While World Panics over COVID 19, CDC’s Official Autism Rate Rises 10% from 2006 to 2008 Birth Years
While the world panics over COVID 19, the CDC’s official autism rate keeps rising, up 10% from 2006 to 2008 birth years
View a 12 Powerpoint Presentation here: 1 in 54 born in 2008 by Mark Blaxill. Each slide also follows at the end of this post.
By Mark Blaxill
Every two years, the Center for Disease Control and Prevention (CDC) puts out a new report from its Autism and Developmental Disabilities Monitoring (ADDM) Network.

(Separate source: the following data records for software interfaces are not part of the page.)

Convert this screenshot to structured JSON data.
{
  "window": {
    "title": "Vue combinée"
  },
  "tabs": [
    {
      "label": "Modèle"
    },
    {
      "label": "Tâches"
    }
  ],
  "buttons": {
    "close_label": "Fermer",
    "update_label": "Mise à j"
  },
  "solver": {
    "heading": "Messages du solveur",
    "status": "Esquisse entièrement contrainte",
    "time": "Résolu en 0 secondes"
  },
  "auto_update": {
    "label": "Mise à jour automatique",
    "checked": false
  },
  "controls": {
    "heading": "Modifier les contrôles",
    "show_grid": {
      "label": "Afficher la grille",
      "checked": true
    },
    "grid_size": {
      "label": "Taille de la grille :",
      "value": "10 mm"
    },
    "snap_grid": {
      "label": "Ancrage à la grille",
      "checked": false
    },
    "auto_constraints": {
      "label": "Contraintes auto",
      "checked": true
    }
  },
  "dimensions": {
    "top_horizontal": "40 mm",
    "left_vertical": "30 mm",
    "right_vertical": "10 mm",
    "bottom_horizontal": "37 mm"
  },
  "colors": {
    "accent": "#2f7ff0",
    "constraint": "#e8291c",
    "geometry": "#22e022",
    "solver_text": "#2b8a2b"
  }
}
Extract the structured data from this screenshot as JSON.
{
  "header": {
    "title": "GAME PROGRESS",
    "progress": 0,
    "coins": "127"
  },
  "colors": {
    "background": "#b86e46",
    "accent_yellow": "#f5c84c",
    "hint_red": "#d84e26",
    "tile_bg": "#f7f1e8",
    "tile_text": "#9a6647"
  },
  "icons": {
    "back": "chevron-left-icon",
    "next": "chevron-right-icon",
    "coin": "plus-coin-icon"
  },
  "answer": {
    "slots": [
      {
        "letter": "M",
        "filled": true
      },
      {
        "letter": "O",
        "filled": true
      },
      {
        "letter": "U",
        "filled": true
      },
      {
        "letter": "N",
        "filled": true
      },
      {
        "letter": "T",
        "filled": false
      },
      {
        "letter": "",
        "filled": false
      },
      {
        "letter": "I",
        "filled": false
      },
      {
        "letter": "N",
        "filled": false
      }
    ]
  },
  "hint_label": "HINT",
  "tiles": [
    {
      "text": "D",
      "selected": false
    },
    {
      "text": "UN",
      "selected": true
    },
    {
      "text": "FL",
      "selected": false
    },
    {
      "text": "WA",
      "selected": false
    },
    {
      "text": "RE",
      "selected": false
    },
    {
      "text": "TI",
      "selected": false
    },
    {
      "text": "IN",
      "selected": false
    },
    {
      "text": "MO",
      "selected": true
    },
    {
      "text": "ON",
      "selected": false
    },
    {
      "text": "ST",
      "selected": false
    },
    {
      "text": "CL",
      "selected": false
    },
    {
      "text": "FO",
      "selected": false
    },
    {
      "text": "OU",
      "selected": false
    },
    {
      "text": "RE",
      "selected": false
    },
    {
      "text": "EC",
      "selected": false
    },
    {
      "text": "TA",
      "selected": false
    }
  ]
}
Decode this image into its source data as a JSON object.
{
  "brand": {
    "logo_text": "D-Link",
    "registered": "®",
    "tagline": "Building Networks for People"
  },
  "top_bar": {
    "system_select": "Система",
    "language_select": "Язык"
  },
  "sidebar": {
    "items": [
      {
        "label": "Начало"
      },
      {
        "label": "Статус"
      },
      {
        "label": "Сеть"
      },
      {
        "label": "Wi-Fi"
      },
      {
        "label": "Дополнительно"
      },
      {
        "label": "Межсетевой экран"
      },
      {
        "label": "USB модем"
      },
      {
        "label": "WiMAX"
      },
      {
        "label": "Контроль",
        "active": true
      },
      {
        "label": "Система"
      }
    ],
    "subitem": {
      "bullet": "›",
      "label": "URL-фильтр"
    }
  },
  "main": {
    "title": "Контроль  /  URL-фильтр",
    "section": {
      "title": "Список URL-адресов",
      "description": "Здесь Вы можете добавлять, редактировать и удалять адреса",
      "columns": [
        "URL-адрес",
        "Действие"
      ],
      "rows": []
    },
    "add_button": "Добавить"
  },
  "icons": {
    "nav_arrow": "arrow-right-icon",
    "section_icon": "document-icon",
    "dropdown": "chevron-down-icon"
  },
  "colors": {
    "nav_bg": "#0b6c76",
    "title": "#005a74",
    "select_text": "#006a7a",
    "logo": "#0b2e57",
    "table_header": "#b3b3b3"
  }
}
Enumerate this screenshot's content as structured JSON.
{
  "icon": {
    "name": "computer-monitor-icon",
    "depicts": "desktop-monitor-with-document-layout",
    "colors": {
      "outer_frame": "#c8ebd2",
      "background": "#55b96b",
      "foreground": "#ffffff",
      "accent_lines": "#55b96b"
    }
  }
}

The 2016 report, a survey of 11 states, was just released and reported an average autism rate of 185 per 10,000 among 8-year-old children born in 2008, or 1 in 54. That rate was an increase over the 2014 ADDM Network report, which reported a rate of 1 in 59. I’ve summarized the new reports findings in the attached slides (see HERE).
Nestled within the report’s detail are a number of disturbing findings
- New Jersey, one the ADDM Network’s most experienced and consistent reporting sites, reported an autism rate of 3.14%, or in 1 in 32, the highest rate reported anywhere
- Among young boys born in NJ in 2008, the autism rate reached 5%, or 1 in 20 boys
- Overall rates rose despite actual declines in 4 of 11 reporting states like Minnesota, Maryland, Missouri and Colorado.
- The overall autism rate in boys rose to 1 in 34 from 1 in 38.
- This ongoing explosion in autism rates is echoed by similar increases in rates from the National Survey of Childhood Health (NSCH), which has reported rates of 1 in 36 and higher (see 1 in 36: ASD Rate Set a New Record High in 2016 ).
All of this news will be lost as the report has been released in the midst of the COVID 19 panic. It’s always dangerous to compare public health crises, but consider this. If instead of raising the threat of death among the elderly for a few short months, some new but different coronavirus permanently disabled close to 3% of American children in a pandemic fashion, how do you think our country should react?
I don’t doubt the public health response would be even more aggressive than today’s COVID 19 response. But because the autism epidemic has been normalized, these new findings will pass by almost entirely unnoticed.
Instead, the CDC not only continues its practice of autism epidemic denial, it has downgraded its concern. In the 2014 ADDM report, a sentence buried deep in the text acknowledged that autism was “an urgent public health concern.” In today’s release, an autism rate of 1 in 54 is merely “a continuing public health concern.” And instead of raising the alarm over their unbending trend line, the CDC reserves its main concerns for racial equality: applauding the fact that autism in African Americans is now broadly similar to that of white and Asian Americans.
“Overall, the magnitude of prevalence differences by race and ethnicity has declined in recent year. Reduction of these disparities might indicate progress toward enhanced detection of ASD among all children.”
This is all a part of CDC’s ongoing to a commitment to its own orthodoxies, beliefs that fly in the face of the reality of the evidence on autism time trends. All in the interest of their self-congratulatory talking points, which persistently claim that if autism rates are rising, well then they must be doing a better job! From their Frequently Asked Questions page, we can still see the following pabulum
Q: Is there an ASD epidemic?
A: More people than ever before are being diagnosed with an ASD. It is unclear exactly how much of this increase is due to a broader definition of ASD and better efforts in diagnosis. However, a true increase in the number of people with an ASD cannot be ruled out. We believe the increase in the diagnosis of ASD is likely due to a combination of these factors.
CDC is working with partners to study the prevalence of ASD over time, so that we can find out if the number of children with these disorders is rising, dropping, or staying the same.
We do know that ASD are more common than we thought before and should be considered an important public health concern.
I wrote at greater length on this several years ago. (see Mark Blaxill: Lies, Damned Lies and CDC Autism Statistics ). How truly tragic how little things have changed.
Mark Blaxill is Editor-At-Large for Age of Autism.